Watson, my life coach

I Asked A Computer To Be My Life Coach
December 22, 2015

Watson > Personality insights

Watson > Tone analyzer


ML is 99% human work

machine_learning_2016AI for the Common Good
Oren Etzioni, Chief Executive Officer, Allen Institute for Artificial Intelligence
EmTech Digital 2016. May 23, 2016

Machine learning is 99% human work
Deep learning inputs:
– target concept
– algorithm
– neural network design
– labeled data

Why Big Tech pays poor Kenyans to teach self-driving cars
Dave Lee
3 November 2018


LTAG! is an absurd, irreverent card game based on Lexicalized Tree Adjoining Grammar

Compete and co-operate to generate offensive yet grammatical English sentences made of partial syntactic trees.
The first player to use up all of their cards wins!

Mining the Web for Synonyms (2001)

Mining the Web for Synonyms: PMI-IR versus LSA on TOEFL
Peter D. Turney
Institute for Information Technology, National Research Council of Canada
Proceedings of the Twelfth European Conference on Machine Learning, (2001), Freiburg, Germany, 491-502

The task of recognizing synonyms is, given a problem word and a set of alternative words, choose the member from the set of alternative words that is most similar in meaning to the problem word.

The quality of the algorithm’s performance depends on:
– the size of the document collection that is indexed by the search engine and
– the expressive power of the search engine’s query language.
The results presented here are based on queries to the AltaVista search engine

Recognizing synonyms is often used as a test to measure a (human) student’s mastery of a language.

Latent Semantic Analysis (LSA) is another unsupervised learning algorithm that has been applied to the task of recognizing synonyms.
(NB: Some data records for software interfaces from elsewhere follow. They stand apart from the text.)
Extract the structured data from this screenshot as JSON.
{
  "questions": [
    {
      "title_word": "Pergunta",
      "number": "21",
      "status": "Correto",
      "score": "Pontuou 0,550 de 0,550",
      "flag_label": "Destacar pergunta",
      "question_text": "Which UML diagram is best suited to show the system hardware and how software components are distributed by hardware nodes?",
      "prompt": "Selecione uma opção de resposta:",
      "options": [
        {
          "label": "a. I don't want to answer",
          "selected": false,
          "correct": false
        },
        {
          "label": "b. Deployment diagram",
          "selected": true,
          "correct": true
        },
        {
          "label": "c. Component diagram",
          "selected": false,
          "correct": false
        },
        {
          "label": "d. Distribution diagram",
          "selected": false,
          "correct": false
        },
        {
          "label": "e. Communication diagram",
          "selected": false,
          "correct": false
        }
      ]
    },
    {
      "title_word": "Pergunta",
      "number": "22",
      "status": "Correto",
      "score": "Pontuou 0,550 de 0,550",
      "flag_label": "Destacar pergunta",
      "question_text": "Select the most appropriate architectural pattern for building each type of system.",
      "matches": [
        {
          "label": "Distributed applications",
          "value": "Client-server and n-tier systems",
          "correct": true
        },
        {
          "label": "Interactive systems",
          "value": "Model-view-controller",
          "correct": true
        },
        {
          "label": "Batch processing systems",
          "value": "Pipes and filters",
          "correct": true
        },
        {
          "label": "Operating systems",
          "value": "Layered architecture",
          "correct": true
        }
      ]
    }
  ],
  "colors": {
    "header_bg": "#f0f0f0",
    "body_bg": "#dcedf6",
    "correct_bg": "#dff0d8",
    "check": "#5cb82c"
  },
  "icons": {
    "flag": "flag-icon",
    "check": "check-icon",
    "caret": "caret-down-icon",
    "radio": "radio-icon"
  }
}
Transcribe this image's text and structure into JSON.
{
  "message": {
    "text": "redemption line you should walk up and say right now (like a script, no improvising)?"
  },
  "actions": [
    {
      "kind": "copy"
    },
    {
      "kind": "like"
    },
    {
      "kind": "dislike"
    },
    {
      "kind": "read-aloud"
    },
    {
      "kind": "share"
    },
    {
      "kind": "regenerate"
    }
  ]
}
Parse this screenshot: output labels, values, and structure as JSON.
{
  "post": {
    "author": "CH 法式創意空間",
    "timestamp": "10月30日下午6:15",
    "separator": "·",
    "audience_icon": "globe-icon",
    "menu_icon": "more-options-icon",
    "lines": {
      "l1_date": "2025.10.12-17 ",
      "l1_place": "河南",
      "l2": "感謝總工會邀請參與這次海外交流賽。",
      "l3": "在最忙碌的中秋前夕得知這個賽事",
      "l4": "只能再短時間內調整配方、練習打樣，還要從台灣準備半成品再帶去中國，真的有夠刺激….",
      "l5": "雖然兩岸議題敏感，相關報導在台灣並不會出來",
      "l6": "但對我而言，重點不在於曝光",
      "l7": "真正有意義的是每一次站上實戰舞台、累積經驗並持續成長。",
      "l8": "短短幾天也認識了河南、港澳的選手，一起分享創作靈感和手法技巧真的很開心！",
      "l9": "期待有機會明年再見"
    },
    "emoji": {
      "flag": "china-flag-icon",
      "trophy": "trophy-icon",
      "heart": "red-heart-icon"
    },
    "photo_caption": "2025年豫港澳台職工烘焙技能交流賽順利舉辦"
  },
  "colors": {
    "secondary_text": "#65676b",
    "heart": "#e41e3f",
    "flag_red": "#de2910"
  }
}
LSA is a statistical algorithm based on Singular Value Decomposition (SVD). A variation on this algorithm has been applied to information retrieval, where it is known as Latent Semantic Indexing (LSI)

synonym recognition

Statistical approaches to synonym recognition are based on co-occurrence [9].
Manning and Schütze distinguish between co-occurrence (or association) and collocation: collocation refers to “grammatically bound elements that occur in a particular order”, but co-occurrence and association refer to “the more general phenomenon of words that are likely to be used in the same context” [9].
Order does not matter for synonyms, so we say that they co-occur, rather than saying that they are collocated

PMI-IR was implemented as a simple, short Perl program.

cited by:
Introduction to Natural Language Processing
University of Michigan
Coursera, October 5 – December 27, 2015